» Input data:
►
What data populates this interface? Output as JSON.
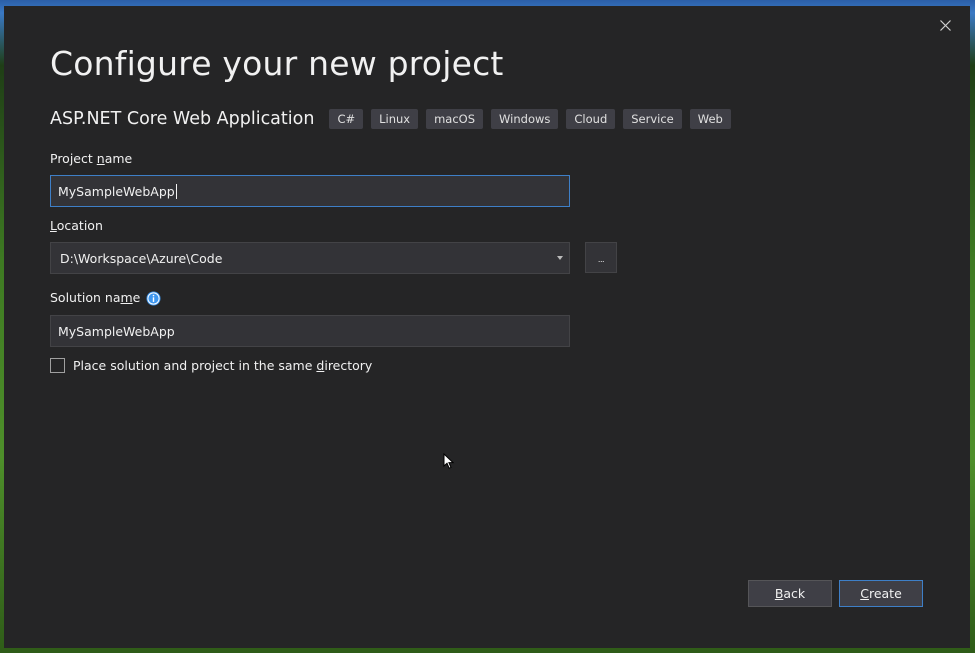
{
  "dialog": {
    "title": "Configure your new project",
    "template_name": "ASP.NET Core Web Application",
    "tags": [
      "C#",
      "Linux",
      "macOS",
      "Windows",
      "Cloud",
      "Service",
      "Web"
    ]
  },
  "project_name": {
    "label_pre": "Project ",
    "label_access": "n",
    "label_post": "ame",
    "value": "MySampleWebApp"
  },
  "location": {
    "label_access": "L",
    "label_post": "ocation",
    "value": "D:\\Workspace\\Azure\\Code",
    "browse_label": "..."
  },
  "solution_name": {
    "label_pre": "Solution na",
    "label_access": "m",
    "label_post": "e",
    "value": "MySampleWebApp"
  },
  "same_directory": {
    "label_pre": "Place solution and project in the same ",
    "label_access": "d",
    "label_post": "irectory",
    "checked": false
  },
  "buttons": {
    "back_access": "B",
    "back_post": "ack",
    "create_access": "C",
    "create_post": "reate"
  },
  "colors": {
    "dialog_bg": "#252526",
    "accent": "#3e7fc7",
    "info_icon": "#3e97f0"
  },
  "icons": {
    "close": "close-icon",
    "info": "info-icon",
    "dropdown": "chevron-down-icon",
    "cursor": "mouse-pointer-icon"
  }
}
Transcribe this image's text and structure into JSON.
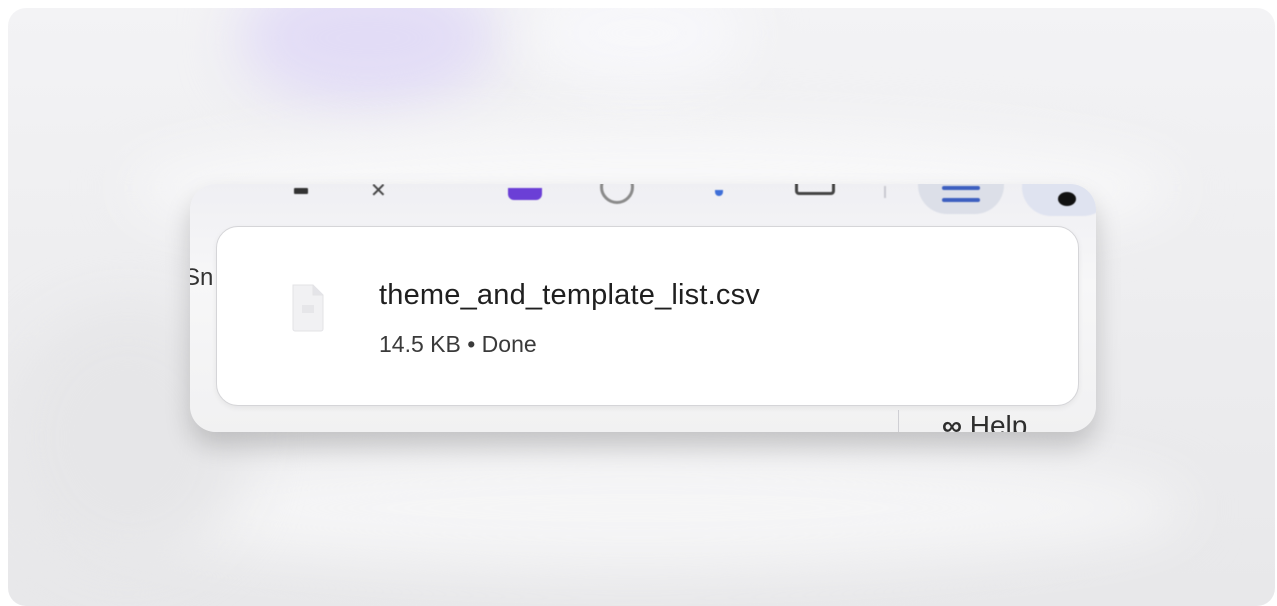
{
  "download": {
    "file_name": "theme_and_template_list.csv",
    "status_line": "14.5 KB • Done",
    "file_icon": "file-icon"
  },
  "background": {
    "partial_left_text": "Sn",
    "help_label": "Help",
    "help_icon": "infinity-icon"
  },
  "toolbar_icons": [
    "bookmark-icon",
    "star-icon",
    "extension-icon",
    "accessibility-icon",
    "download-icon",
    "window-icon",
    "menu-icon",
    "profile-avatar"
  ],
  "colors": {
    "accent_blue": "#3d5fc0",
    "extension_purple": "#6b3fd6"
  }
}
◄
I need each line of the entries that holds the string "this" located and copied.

» Task result:
What data populates this interface? Output as JSON.
Transcribe this image's text and structure into JSON.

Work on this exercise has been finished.